Throughout this article, we have explored the concept of discount rate and its crucial role in determining the present value of future cash flows. We have examined various aspects such as risk-free rate, inflation, investment horizon, opportunity cost, project cash flows, and central bank policy.

Key insights from our exploration include the understanding that discount rates reflect the time value of money and the opportunity cost of capital. A higher discount rate indicates a lower present value of future cash flows, while a lower discount rate implies a higher present value. Additionally, we have emphasized the importance of considering the risk and duration of the investment when selecting an appropriate discount rate.

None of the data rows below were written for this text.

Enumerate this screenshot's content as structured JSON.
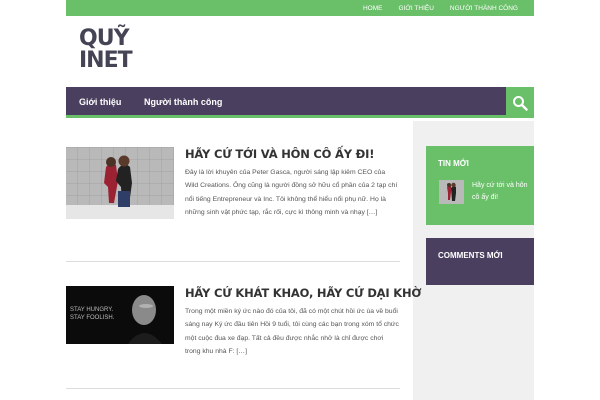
{
  "topnav": {
    "items": [
      "HOME",
      "GIỚI THIỆU",
      "NGƯỜI THÀNH CÔNG"
    ]
  },
  "logo": {
    "line1": "QUỸ",
    "line2": "INET"
  },
  "mainnav": {
    "items": [
      "Giới thiệu",
      "Người thành công"
    ]
  },
  "posts": [
    {
      "title": "HÃY CỨ TỚI VÀ HÔN CÔ ẤY ĐI!",
      "excerpt": "Đây là lời khuyên của Peter Gasca, người sáng lập kiêm CEO của Wild Creations. Ông cũng là người đồng sở hữu cổ phần của 2 tạp chí nổi tiếng Entrepreneur và Inc. Tôi không thể hiểu nổi phụ nữ. Họ là những sinh vật phức tạp, rắc rối, cực kì thông minh và nhạy […]"
    },
    {
      "title": "HÃY CỨ KHÁT KHAO, HÃY CỨ DẠI KHỜ",
      "excerpt": "Trong một miền ký ức nào đó của tôi, đã có một chút hồi ức ùa về buổi sáng nay Ký ức đầu tiên Hồi 9 tuổi, tôi cùng các bạn trong xóm tổ chức một cuộc đua xe đạp. Tất cả đều được nhắc nhở là chỉ được chơi trong khu nhà F: […]",
      "thumb_text_1": "STAY HUNGRY.",
      "thumb_text_2": "STAY FOOLISH."
    }
  ],
  "sidebar": {
    "widget1": {
      "title": "TIN MỚI",
      "post_title": "Hãy cứ tới và hôn cô ấy đi!"
    },
    "widget2": {
      "title": "COMMENTS MỚI"
    }
  },
  "colors": {
    "accent_green": "#6abf69",
    "nav_purple": "#4a3f5e",
    "text_dark": "#333333"
  },
  "icons": {
    "search": "search-icon"
  }
}
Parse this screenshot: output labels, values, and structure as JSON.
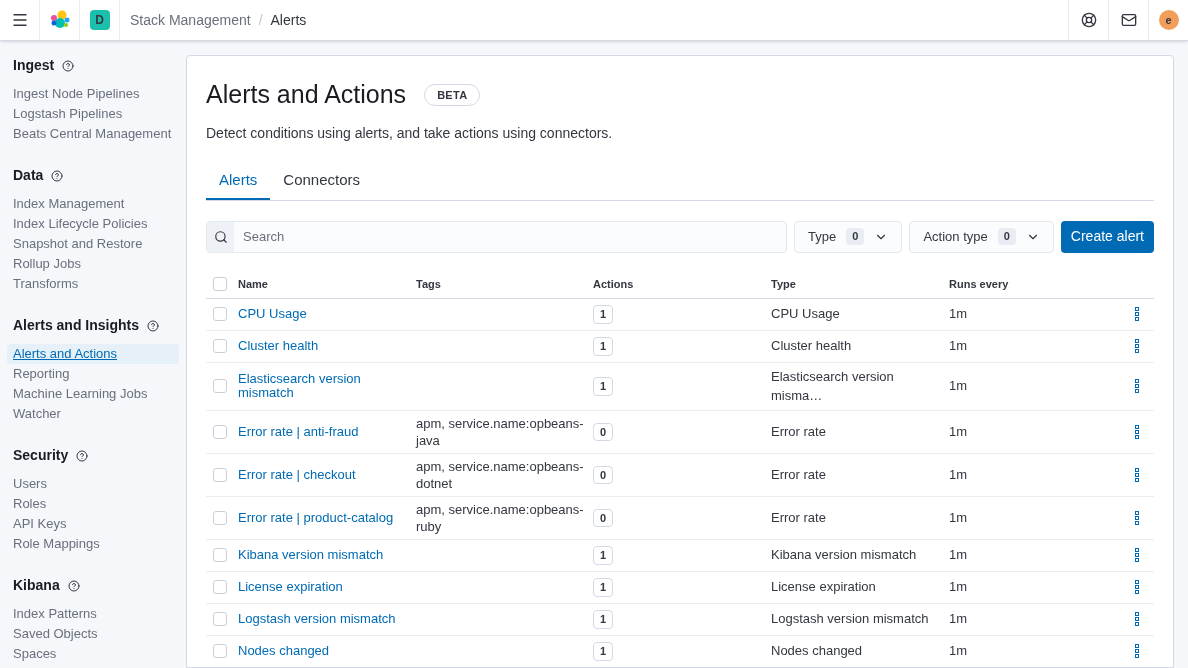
{
  "header": {
    "space_badge": "D",
    "breadcrumbs": [
      "Stack Management",
      "Alerts"
    ],
    "breadcrumb_separator": "/",
    "avatar": "e"
  },
  "sidebar": {
    "sections": [
      {
        "title": "Ingest",
        "items": [
          {
            "label": "Ingest Node Pipelines",
            "selected": false
          },
          {
            "label": "Logstash Pipelines",
            "selected": false
          },
          {
            "label": "Beats Central Management",
            "selected": false
          }
        ]
      },
      {
        "title": "Data",
        "items": [
          {
            "label": "Index Management",
            "selected": false
          },
          {
            "label": "Index Lifecycle Policies",
            "selected": false
          },
          {
            "label": "Snapshot and Restore",
            "selected": false
          },
          {
            "label": "Rollup Jobs",
            "selected": false
          },
          {
            "label": "Transforms",
            "selected": false
          }
        ]
      },
      {
        "title": "Alerts and Insights",
        "items": [
          {
            "label": "Alerts and Actions",
            "selected": true
          },
          {
            "label": "Reporting",
            "selected": false
          },
          {
            "label": "Machine Learning Jobs",
            "selected": false
          },
          {
            "label": "Watcher",
            "selected": false
          }
        ]
      },
      {
        "title": "Security",
        "items": [
          {
            "label": "Users",
            "selected": false
          },
          {
            "label": "Roles",
            "selected": false
          },
          {
            "label": "API Keys",
            "selected": false
          },
          {
            "label": "Role Mappings",
            "selected": false
          }
        ]
      },
      {
        "title": "Kibana",
        "items": [
          {
            "label": "Index Patterns",
            "selected": false
          },
          {
            "label": "Saved Objects",
            "selected": false
          },
          {
            "label": "Spaces",
            "selected": false
          }
        ]
      }
    ]
  },
  "page": {
    "title": "Alerts and Actions",
    "badge": "BETA",
    "description": "Detect conditions using alerts, and take actions using connectors."
  },
  "tabs": [
    {
      "label": "Alerts",
      "selected": true
    },
    {
      "label": "Connectors",
      "selected": false
    }
  ],
  "toolbar": {
    "search": {
      "placeholder": "Search"
    },
    "filters": [
      {
        "label": "Type",
        "count": "0"
      },
      {
        "label": "Action type",
        "count": "0"
      }
    ],
    "create_button": "Create alert"
  },
  "table": {
    "select_all": {
      "checked": false
    },
    "columns": [
      "Name",
      "Tags",
      "Actions",
      "Type",
      "Runs every"
    ],
    "rows": [
      {
        "name": "CPU Usage",
        "tags": "",
        "actions": "1",
        "type": "CPU Usage",
        "interval": "1m",
        "checked": false
      },
      {
        "name": "Cluster health",
        "tags": "",
        "actions": "1",
        "type": "Cluster health",
        "interval": "1m",
        "checked": false
      },
      {
        "name": "Elasticsearch version mismatch",
        "tags": "",
        "actions": "1",
        "type": "Elasticsearch version misma…",
        "interval": "1m",
        "checked": false
      },
      {
        "name": "Error rate | anti-fraud",
        "tags": "apm, service.name:opbeans-java",
        "actions": "0",
        "type": "Error rate",
        "interval": "1m",
        "checked": false
      },
      {
        "name": "Error rate | checkout",
        "tags": "apm, service.name:opbeans-dotnet",
        "actions": "0",
        "type": "Error rate",
        "interval": "1m",
        "checked": false
      },
      {
        "name": "Error rate | product-catalog",
        "tags": "apm, service.name:opbeans-ruby",
        "actions": "0",
        "type": "Error rate",
        "interval": "1m",
        "checked": false
      },
      {
        "name": "Kibana version mismatch",
        "tags": "",
        "actions": "1",
        "type": "Kibana version mismatch",
        "interval": "1m",
        "checked": false
      },
      {
        "name": "License expiration",
        "tags": "",
        "actions": "1",
        "type": "License expiration",
        "interval": "1m",
        "checked": false
      },
      {
        "name": "Logstash version mismatch",
        "tags": "",
        "actions": "1",
        "type": "Logstash version mismatch",
        "interval": "1m",
        "checked": false
      },
      {
        "name": "Nodes changed",
        "tags": "",
        "actions": "1",
        "type": "Nodes changed",
        "interval": "1m",
        "checked": false
      }
    ]
  }
}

As we navigate an evolving financial landscape, a thorough understanding of discount rates remains essential for accurate investment decision-making and robust financial planning. By considering the principles outlined in this article, individuals and businesses can effectively evaluate the present value of future cash flows and make informed choices that align with their financial goals.